According to a Rand Corp. study issued a year ago, there would be "minimal" impacts on readiness, with only 10 to 130 active-duty members having reduced deployability because of gender transition-related treatments, the ACLU's suit says.

"We hoped that the ill-advised ban would languish on the president's Twitter feed, but unfortunately, he turned the tweets into a directive banning open transgender service", said Strangio.

"The Secretaries only have a narrow window of discretion to decide the individual fates of now serving transgender personnel, who in the best case would be permitted to serve under separate standards that apply only to them, under a general presumption that they are unfit to serve, and with no assurance that their permission to remain will endure", the memo says. Also named in the ACLU lawsuit are each of the civilian heads of the military departments.

The lawsuits may be undermined by Trump's decision to give Mattis authority to decide on a case-by-case basis whether to exempt some soldiers from the ban, said Thomas Spoehr, director of the Heritage Foundation's Center for National Security.

White House officials said Monday that they do not comment on pending litigation.

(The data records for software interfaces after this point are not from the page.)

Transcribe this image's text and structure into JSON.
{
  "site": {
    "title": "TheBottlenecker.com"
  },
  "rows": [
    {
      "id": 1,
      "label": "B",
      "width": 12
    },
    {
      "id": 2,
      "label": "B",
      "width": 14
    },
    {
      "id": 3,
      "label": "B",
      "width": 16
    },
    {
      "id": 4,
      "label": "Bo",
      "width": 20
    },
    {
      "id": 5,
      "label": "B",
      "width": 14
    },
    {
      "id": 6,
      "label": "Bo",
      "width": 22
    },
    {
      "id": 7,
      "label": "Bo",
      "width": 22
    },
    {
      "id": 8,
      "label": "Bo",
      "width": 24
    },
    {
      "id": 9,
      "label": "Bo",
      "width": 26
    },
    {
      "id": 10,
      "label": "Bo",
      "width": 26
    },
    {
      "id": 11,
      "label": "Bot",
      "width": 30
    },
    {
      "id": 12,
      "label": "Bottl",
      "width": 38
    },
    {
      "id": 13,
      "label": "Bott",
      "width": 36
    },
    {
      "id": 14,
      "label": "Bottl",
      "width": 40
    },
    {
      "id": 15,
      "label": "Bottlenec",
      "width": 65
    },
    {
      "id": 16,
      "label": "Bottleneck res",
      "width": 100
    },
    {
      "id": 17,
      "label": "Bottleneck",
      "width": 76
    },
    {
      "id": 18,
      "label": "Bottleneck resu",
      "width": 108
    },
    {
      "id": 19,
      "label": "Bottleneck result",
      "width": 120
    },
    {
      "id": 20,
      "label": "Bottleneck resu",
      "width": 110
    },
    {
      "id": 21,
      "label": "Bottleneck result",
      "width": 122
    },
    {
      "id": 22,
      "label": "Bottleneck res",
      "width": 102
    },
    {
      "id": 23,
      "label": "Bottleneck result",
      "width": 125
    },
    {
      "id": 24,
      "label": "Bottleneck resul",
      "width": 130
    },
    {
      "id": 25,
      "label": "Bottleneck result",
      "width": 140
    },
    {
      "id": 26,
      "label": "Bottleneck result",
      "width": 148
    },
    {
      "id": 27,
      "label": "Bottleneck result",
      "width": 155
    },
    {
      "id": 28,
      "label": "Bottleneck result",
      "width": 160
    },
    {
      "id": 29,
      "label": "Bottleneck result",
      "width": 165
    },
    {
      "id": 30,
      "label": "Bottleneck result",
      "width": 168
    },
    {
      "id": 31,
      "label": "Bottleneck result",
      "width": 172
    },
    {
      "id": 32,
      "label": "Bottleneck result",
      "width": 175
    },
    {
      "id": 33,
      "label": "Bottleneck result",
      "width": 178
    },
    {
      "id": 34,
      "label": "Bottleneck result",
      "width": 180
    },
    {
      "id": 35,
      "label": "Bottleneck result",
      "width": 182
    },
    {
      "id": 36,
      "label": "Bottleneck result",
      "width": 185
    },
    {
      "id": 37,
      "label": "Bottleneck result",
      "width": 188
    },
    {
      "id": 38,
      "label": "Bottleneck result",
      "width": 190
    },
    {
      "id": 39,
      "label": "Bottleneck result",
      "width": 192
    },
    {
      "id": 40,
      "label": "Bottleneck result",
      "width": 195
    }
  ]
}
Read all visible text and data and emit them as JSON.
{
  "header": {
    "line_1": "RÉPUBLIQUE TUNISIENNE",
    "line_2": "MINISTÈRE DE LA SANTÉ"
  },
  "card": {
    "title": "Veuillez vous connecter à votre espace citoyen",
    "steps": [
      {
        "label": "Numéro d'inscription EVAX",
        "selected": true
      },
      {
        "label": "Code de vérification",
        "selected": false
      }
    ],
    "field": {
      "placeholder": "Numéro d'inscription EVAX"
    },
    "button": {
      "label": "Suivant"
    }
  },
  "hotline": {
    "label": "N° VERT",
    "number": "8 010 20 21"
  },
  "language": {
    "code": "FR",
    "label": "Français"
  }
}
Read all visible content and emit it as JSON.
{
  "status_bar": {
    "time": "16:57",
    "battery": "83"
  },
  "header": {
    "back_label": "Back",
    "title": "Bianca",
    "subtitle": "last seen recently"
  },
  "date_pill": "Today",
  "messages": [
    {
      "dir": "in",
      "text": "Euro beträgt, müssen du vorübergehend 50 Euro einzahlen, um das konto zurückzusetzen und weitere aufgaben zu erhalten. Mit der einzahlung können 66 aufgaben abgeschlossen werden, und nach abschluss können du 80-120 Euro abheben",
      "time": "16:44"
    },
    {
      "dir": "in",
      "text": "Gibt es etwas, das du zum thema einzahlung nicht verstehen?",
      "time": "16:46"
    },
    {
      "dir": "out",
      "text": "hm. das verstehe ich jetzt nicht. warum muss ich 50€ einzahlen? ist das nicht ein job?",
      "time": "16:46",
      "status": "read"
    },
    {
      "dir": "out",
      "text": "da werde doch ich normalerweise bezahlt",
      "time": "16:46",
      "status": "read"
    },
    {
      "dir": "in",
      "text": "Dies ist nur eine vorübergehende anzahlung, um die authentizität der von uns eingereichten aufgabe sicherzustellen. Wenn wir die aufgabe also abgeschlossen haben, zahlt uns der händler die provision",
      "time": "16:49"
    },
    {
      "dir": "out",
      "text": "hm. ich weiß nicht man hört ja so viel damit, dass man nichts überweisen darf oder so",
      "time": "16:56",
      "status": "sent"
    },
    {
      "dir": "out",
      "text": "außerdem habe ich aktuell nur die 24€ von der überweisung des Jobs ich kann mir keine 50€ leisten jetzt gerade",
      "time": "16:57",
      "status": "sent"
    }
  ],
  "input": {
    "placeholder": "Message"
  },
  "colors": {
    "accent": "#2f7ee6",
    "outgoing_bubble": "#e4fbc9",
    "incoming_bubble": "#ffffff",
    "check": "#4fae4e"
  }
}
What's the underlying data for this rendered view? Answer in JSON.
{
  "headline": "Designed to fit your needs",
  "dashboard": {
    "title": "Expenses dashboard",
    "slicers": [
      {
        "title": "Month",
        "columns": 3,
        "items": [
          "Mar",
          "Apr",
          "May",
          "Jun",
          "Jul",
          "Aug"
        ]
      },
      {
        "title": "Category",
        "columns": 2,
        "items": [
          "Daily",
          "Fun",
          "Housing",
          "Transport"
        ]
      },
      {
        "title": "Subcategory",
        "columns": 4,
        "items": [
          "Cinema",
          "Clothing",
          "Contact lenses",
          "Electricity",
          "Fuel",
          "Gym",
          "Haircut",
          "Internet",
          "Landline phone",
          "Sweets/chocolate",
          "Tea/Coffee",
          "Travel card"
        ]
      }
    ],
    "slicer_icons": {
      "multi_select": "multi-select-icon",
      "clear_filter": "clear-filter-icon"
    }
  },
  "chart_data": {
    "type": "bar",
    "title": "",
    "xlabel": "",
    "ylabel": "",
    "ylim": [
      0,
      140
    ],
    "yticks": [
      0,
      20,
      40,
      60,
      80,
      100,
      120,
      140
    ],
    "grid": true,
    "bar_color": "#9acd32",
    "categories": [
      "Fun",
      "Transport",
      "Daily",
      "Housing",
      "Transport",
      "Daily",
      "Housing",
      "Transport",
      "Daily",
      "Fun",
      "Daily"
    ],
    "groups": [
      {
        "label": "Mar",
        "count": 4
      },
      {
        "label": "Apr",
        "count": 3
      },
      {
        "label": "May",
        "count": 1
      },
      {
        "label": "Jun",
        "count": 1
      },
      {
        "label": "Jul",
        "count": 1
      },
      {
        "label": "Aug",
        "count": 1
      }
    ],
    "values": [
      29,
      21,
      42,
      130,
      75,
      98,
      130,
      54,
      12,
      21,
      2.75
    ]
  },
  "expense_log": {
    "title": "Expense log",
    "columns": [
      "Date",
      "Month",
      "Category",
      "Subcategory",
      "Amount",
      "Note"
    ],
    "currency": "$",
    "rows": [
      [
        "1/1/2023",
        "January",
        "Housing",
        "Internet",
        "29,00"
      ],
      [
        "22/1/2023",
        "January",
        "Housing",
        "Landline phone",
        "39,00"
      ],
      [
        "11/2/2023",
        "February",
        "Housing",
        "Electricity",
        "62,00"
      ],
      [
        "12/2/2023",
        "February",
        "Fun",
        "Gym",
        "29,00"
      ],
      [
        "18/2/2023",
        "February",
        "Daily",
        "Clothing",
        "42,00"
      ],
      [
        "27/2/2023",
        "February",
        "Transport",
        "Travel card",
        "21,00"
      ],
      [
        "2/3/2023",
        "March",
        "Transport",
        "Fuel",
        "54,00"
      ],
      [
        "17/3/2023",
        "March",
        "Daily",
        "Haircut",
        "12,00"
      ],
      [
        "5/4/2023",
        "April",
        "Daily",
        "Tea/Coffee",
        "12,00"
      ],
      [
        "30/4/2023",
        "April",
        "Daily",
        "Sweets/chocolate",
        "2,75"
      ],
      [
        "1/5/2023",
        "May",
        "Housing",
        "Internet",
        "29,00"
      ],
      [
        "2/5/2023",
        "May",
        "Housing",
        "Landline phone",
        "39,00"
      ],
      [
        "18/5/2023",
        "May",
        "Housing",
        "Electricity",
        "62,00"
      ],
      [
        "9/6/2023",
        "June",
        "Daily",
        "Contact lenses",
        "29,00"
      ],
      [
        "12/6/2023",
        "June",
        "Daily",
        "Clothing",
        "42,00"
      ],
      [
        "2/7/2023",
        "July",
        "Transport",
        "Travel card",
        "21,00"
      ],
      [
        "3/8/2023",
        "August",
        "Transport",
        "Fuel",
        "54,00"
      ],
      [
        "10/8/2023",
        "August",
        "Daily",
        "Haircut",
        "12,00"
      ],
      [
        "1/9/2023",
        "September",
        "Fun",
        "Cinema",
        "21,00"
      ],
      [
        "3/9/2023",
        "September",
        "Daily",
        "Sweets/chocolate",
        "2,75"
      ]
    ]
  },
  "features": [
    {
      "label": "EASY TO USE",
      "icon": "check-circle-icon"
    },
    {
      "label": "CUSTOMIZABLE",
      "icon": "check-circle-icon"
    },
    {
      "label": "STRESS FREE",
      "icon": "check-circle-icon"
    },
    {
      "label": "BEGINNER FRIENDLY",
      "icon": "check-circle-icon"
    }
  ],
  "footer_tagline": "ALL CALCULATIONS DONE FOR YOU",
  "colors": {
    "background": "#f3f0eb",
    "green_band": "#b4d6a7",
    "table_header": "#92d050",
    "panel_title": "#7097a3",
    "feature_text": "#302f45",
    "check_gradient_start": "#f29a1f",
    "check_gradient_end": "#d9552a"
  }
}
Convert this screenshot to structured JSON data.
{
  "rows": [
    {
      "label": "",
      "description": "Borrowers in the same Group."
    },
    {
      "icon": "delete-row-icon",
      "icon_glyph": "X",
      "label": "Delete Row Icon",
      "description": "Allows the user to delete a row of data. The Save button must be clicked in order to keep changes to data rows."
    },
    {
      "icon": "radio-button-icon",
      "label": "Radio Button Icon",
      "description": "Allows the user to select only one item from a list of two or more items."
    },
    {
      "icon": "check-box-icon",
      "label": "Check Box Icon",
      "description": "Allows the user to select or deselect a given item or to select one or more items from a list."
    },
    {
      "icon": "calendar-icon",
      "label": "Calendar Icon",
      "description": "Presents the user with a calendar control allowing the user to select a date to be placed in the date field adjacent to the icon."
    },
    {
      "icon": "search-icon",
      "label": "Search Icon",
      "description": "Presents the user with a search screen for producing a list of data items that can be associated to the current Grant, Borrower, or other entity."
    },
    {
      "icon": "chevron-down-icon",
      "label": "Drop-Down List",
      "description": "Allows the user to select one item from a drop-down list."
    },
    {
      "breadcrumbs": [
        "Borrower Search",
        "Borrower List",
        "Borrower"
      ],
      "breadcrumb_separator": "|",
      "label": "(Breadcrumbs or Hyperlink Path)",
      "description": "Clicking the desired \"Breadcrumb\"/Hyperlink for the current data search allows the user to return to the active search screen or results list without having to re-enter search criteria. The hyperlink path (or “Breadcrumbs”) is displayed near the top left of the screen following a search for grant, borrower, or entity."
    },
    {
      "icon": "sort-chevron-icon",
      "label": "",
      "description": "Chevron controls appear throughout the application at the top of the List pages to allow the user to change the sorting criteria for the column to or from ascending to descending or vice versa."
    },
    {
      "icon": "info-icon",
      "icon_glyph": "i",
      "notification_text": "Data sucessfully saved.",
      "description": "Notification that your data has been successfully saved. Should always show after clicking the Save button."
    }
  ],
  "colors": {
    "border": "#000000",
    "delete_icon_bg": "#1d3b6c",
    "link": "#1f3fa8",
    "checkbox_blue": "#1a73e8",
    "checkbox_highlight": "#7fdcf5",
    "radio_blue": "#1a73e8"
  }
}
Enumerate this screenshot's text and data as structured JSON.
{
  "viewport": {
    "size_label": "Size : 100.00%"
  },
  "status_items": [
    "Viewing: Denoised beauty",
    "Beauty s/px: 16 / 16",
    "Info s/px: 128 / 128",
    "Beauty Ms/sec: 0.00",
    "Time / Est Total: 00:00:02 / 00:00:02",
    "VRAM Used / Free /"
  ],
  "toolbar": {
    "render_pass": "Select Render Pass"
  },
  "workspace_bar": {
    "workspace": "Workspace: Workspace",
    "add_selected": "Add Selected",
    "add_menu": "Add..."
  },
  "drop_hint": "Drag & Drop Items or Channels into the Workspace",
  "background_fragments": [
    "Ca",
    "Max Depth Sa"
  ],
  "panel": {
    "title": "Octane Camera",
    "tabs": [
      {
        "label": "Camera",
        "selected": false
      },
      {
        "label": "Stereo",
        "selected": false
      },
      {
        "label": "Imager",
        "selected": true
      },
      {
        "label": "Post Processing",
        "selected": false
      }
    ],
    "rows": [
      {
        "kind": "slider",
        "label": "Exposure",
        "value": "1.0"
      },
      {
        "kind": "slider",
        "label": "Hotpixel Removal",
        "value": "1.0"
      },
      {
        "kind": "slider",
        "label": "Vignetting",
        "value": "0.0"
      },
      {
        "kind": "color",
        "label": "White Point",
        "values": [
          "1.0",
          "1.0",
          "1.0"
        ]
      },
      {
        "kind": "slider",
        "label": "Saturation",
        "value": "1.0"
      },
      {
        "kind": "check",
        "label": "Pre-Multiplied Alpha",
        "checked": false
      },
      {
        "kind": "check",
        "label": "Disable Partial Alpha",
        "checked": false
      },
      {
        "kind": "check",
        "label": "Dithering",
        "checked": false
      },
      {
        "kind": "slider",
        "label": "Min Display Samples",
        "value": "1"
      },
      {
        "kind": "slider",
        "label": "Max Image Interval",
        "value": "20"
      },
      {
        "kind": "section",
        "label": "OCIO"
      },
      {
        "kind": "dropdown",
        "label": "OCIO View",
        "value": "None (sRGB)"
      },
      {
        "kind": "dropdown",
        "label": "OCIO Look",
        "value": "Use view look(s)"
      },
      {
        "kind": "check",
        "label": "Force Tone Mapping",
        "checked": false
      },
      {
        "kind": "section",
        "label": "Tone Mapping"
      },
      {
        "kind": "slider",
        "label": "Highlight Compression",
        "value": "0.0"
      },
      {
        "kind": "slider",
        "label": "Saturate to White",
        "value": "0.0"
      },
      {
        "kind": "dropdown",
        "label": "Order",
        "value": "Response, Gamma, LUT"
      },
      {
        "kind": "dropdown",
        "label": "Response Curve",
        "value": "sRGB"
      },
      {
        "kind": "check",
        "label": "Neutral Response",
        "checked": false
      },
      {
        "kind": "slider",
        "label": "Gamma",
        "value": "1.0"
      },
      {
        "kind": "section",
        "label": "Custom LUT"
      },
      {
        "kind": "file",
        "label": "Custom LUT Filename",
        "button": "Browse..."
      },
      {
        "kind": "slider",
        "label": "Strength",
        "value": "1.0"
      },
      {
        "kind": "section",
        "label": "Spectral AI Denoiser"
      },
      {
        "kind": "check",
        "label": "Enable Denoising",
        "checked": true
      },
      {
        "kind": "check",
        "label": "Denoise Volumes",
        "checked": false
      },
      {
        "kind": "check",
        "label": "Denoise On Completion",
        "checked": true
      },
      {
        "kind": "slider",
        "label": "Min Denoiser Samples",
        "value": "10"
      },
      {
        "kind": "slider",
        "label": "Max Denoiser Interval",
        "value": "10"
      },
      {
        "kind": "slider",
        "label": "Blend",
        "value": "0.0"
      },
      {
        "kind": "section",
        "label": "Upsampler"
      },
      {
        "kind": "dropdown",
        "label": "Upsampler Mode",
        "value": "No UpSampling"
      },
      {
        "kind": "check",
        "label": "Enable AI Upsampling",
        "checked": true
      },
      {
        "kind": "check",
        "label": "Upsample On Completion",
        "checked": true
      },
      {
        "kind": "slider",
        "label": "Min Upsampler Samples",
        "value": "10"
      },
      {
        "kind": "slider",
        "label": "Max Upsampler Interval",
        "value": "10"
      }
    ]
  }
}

Renn's lawsuit is filed in the US District Court for the Western District of Washington.